I have a proposal for Ms. Boyd: collaborate with the Boston Symphony Orchestra to bring this production to Tanglewood with the full BSO. It would solve the only problem with the Barrington Stage Company production: the orchestra wasn’t always at the level it should have been to match the dancing, and the sound from under the stage wasn’t great. And it would solve my quibble with the Tanglewood live orchestra production two weeks ago: the sound from the film was tinny and out of balance with the glorious orchestra. But a full symphony with this terrific cast – now that would be a show for the ages.
West Side Story, based on a conception of Jerome Robbins, based on Shakespeare’s Romeo and Juliet. Book by Arthur Laurents, Music by Leonard Bernstein, Lyrics by Stephen Sondheim, Entire original production directed and choreographed by Jerome Robbins. Music Direction by Darren R. Cohen, Original Choreography reproduced by Robert La Fosse, Directed by Julianne Boyd.
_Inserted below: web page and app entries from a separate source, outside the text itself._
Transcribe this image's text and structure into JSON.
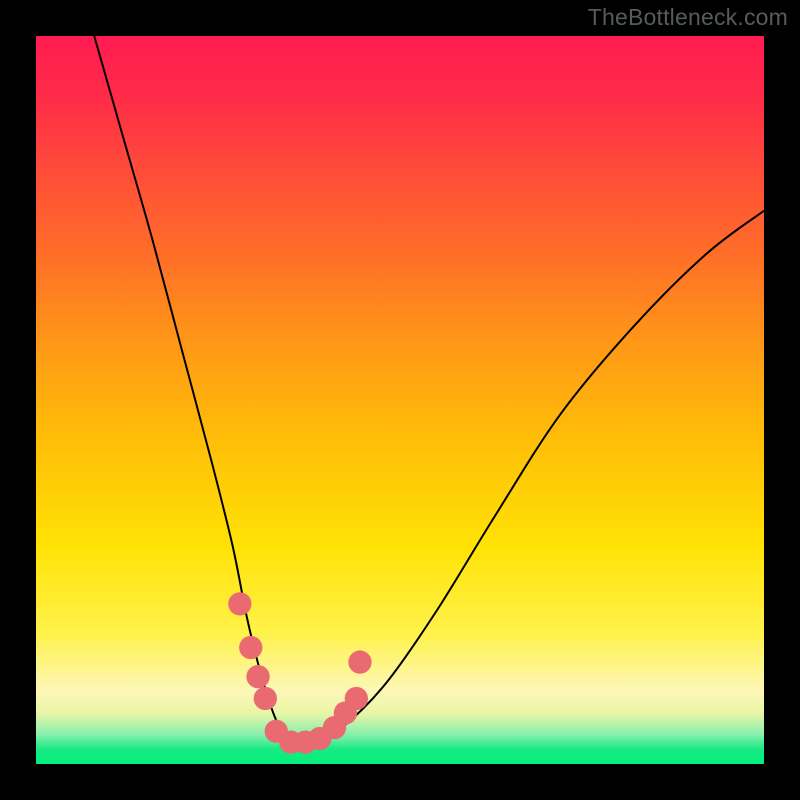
{
  "watermark": "TheBottleneck.com",
  "chart_data": {
    "type": "line",
    "title": "",
    "xlabel": "",
    "ylabel": "",
    "xlim": [
      0,
      100
    ],
    "ylim": [
      0,
      100
    ],
    "series": [
      {
        "name": "bottleneck-curve",
        "x": [
          8,
          12,
          16,
          20,
          24,
          27,
          29,
          31,
          33,
          35,
          38,
          42,
          48,
          55,
          63,
          72,
          82,
          92,
          100
        ],
        "values": [
          100,
          86,
          72,
          57,
          42,
          30,
          20,
          12,
          6,
          3,
          3,
          5,
          11,
          21,
          34,
          48,
          60,
          70,
          76
        ]
      }
    ],
    "markers": [
      {
        "name": "marker-left-1",
        "x": 28.0,
        "y": 22.0
      },
      {
        "name": "marker-left-2",
        "x": 29.5,
        "y": 16.0
      },
      {
        "name": "marker-left-3",
        "x": 30.5,
        "y": 12.0
      },
      {
        "name": "marker-left-4",
        "x": 31.5,
        "y": 9.0
      },
      {
        "name": "marker-floor-1",
        "x": 33.0,
        "y": 4.5
      },
      {
        "name": "marker-floor-2",
        "x": 35.0,
        "y": 3.0
      },
      {
        "name": "marker-floor-3",
        "x": 37.0,
        "y": 3.0
      },
      {
        "name": "marker-floor-4",
        "x": 39.0,
        "y": 3.5
      },
      {
        "name": "marker-right-1",
        "x": 41.0,
        "y": 5.0
      },
      {
        "name": "marker-right-2",
        "x": 42.5,
        "y": 7.0
      },
      {
        "name": "marker-right-3",
        "x": 44.0,
        "y": 9.0
      },
      {
        "name": "marker-detach",
        "x": 44.5,
        "y": 14.0
      }
    ],
    "gradient_stops": [
      {
        "pos": 0,
        "color": "#ff1c52"
      },
      {
        "pos": 18,
        "color": "#ff4a3a"
      },
      {
        "pos": 42,
        "color": "#ff9717"
      },
      {
        "pos": 70,
        "color": "#ffe205"
      },
      {
        "pos": 90,
        "color": "#fdf7b8"
      },
      {
        "pos": 100,
        "color": "#03f07d"
      }
    ]
  }
}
Cast: Addie Morales (Maria); Will Branner (Tony); Skyler Volpe (Anita); Sean Ewing (Bernardo); Tyler Hanes (Riff); Alex Swift (Chino); Juan Caballer (Action); Douglas Rees (Schrank/Gladhand); Gordon Stanley (Doc); Christopher Tucci (Krupke); Julio Catano (Pepe); Jerusha Cavazos (Consuela); Linedy Genao (Rosalia) Hannah Balagot (Anybodys); Michael Pesko (Diesel); Dylan Gabriel Hoffinger (Baby John); Kyle Coffman (A-Rab); Raynor Rubel (Snowboy/Big Deal); Abbey Hunt (Velma); Kelly Loughran (Graziella); Jennifer Gruener (Pauline); Tamrin Goldberg (Francisca); Magdalena Rodriguez (Teresita); Sarah Crane (Minnie/Margarita); Danny Bevins (Indio); Antony Sanchez (Nibbles); Brandon Keith Rogers (swing) Scenic Designer: Kristen Robinson, Costume Designer: Sara Jean Tosetti, Wig Designer: Dave Bova, Lighting Designer: David Lander, Sound Designer: Matthew Kraus. Runs August 3 – September 1 at Barrington Stage Company at 30 Union Street, Pittsfield, MA. Tickets available at https://barringtonstageco.org/Season-Shows/west-side-story/ or (413)236-8888. Runing time 2 ½ hours including one intermission.
She liked it 😁. Thanks for sending this on….. What was your take on it? and Ed’s? Hugs Pam
On Sat, Aug 11, 2018 at 4:12 PM BERKSHIRE ON STAGE wrote:
> Berkshire On Stage posted: “by Jenny Hansell There was a moment at the > beginning of the Barrington Stage Company production of West Side Story > where Riff, the leader of the Jets gang, takes two short steps and then > sort of lifts off – his bent leg rising to the side, his shoulders ” >